## What needs to be done:
All of these records need to be duplicated exactly.

+++

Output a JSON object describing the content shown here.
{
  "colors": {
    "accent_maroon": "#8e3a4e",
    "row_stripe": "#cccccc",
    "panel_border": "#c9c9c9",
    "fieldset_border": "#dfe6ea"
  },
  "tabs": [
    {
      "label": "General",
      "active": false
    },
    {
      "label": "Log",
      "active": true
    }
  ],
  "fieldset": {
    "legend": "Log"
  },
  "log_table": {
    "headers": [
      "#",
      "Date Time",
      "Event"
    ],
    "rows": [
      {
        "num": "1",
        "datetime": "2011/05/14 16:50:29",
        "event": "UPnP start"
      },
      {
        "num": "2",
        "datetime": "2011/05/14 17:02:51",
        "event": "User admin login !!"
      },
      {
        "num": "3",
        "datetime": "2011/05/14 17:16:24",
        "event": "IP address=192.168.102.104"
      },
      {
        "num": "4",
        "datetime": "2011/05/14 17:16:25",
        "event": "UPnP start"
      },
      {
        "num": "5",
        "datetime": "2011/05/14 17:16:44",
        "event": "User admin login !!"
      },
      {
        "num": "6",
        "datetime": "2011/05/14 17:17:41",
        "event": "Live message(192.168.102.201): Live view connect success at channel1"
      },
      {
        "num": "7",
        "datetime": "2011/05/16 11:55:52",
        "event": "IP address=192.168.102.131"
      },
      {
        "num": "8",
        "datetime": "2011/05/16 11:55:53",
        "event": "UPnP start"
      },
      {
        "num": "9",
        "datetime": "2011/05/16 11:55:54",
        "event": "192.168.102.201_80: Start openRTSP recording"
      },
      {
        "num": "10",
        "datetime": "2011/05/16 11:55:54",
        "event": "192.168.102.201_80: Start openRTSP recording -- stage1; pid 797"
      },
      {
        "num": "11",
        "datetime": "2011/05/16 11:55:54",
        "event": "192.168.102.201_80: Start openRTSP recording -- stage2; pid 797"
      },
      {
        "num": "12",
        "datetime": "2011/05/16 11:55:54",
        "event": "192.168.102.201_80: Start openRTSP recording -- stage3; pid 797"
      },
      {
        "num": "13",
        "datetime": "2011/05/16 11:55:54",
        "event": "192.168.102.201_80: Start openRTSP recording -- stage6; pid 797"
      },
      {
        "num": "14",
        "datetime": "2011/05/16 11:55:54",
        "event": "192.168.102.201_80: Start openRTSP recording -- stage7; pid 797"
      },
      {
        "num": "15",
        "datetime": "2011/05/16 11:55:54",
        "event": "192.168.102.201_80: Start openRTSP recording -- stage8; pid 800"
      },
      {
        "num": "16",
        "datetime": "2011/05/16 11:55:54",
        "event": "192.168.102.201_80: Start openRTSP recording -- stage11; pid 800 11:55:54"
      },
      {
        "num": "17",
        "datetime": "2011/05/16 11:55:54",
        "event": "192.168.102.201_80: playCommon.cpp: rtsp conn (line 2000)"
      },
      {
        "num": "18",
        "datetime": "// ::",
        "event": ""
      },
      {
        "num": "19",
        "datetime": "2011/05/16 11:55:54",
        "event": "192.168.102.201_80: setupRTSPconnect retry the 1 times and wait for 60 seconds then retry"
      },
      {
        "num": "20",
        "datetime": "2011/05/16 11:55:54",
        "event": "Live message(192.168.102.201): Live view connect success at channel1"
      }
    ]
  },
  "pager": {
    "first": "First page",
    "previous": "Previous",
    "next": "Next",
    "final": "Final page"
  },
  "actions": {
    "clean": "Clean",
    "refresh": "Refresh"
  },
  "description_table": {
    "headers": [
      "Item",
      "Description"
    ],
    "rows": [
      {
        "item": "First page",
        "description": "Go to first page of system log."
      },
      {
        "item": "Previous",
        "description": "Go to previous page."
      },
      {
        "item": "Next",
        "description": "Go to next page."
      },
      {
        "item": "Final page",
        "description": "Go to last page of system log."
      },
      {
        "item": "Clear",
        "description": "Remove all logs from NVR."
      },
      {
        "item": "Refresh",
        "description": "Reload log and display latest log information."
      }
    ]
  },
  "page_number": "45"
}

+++

## Task answer:
Output a JSON object describing the content shown here.
{
  "colors": {
    "accent_maroon": "#8e3a4e",
    "row_stripe": "#cccccc",
    "panel_border": "#c9c9c9",
    "fieldset_border": "#dfe6ea"
  },
  "tabs": [
    {
      "label": "General",
      "active": false
    },
    {
      "label": "Log",
      "active": true
    }
  ],
  "fieldset": {
    "legend": "Log"
  },
  "log_table": {
    "headers": [
      "#",
      "Date Time",
      "Event"
    ],
    "rows": [
      {
        "num": "1",
        "datetime": "2011/05/14 16:50:29",
        "event": "UPnP start"
      },
      {
        "num": "2",
        "datetime": "2011/05/14 17:02:51",
        "event": "User admin login !!"
      },
      {
        "num": "3",
        "datetime": "2011/05/14 17:16:24",
        "event": "IP address=192.168.102.104"
      },
      {
        "num": "4",
        "datetime": "2011/05/14 17:16:25",
        "event": "UPnP start"
      },
      {
        "num": "5",
        "datetime": "2011/05/14 17:16:44",
        "event": "User admin login !!"
      },
      {
        "num": "6",
        "datetime": "2011/05/14 17:17:41",
        "event": "Live message(192.168.102.201): Live view connect success at channel1"
      },
      {
        "num": "7",
        "datetime": "2011/05/16 11:55:52",
        "event": "IP address=192.168.102.131"
      },
      {
        "num": "8",
        "datetime": "2011/05/16 11:55:53",
        "event": "UPnP start"
      },
      {
        "num": "9",
        "datetime": "2011/05/16 11:55:54",
        "event": "192.168.102.201_80: Start openRTSP recording"
      },
      {
        "num": "10",
        "datetime": "2011/05/16 11:55:54",
        "event": "192.168.102.201_80: Start openRTSP recording -- stage1; pid 797"
      },
      {
        "num": "11",
        "datetime": "2011/05/16 11:55:54",
        "event": "192.168.102.201_80: Start openRTSP recording -- stage2; pid 797"
      },
      {
        "num": "12",
        "datetime": "2011/05/16 11:55:54",
        "event": "192.168.102.201_80: Start openRTSP recording -- stage3; pid 797"
      },
      {
        "num": "13",
        "datetime": "2011/05/16 11:55:54",
        "event": "192.168.102.201_80: Start openRTSP recording -- stage6; pid 797"
      },
      {
        "num": "14",
        "datetime": "2011/05/16 11:55:54",
        "event": "192.168.102.201_80: Start openRTSP recording -- stage7; pid 797"
      },
      {
        "num": "15",
        "datetime": "2011/05/16 11:55:54",
        "event": "192.168.102.201_80: Start openRTSP recording -- stage8; pid 800"
      },
      {
        "num": "16",
        "datetime": "2011/05/16 11:55:54",
        "event": "192.168.102.201_80: Start openRTSP recording -- stage11; pid 800 11:55:54"
      },
      {
        "num": "17",
        "datetime": "2011/05/16 11:55:54",
        "event": "192.168.102.201_80: playCommon.cpp: rtsp conn (line 2000)"
      },
      {
        "num": "18",
        "datetime": "// ::",
        "event": ""
      },
      {
        "num": "19",
        "datetime": "2011/05/16 11:55:54",
        "event": "192.168.102.201_80: setupRTSPconnect retry the 1 times and wait for 60 seconds then retry"
      },
      {
        "num": "20",
        "datetime": "2011/05/16 11:55:54",
        "event": "Live message(192.168.102.201): Live view connect success at channel1"
      }
    ]
  },
  "pager": {
    "first": "First page",
    "previous": "Previous",
    "next": "Next",
    "final": "Final page"
  },
  "actions": {
    "clean": "Clean",
    "refresh": "Refresh"
  },
  "description_table": {
    "headers": [
      "Item",
      "Description"
    ],
    "rows": [
      {
        "item": "First page",
        "description": "Go to first page of system log."
      },
      {
        "item": "Previous",
        "description": "Go to previous page."
      },
      {
        "item": "Next",
        "description": "Go to next page."
      },
      {
        "item": "Final page",
        "description": "Go to last page of system log."
      },
      {
        "item": "Clear",
        "description": "Remove all logs from NVR."
      },
      {
        "item": "Refresh",
        "description": "Reload log and display latest log information."
      }
    ]
  },
  "page_number": "45"
}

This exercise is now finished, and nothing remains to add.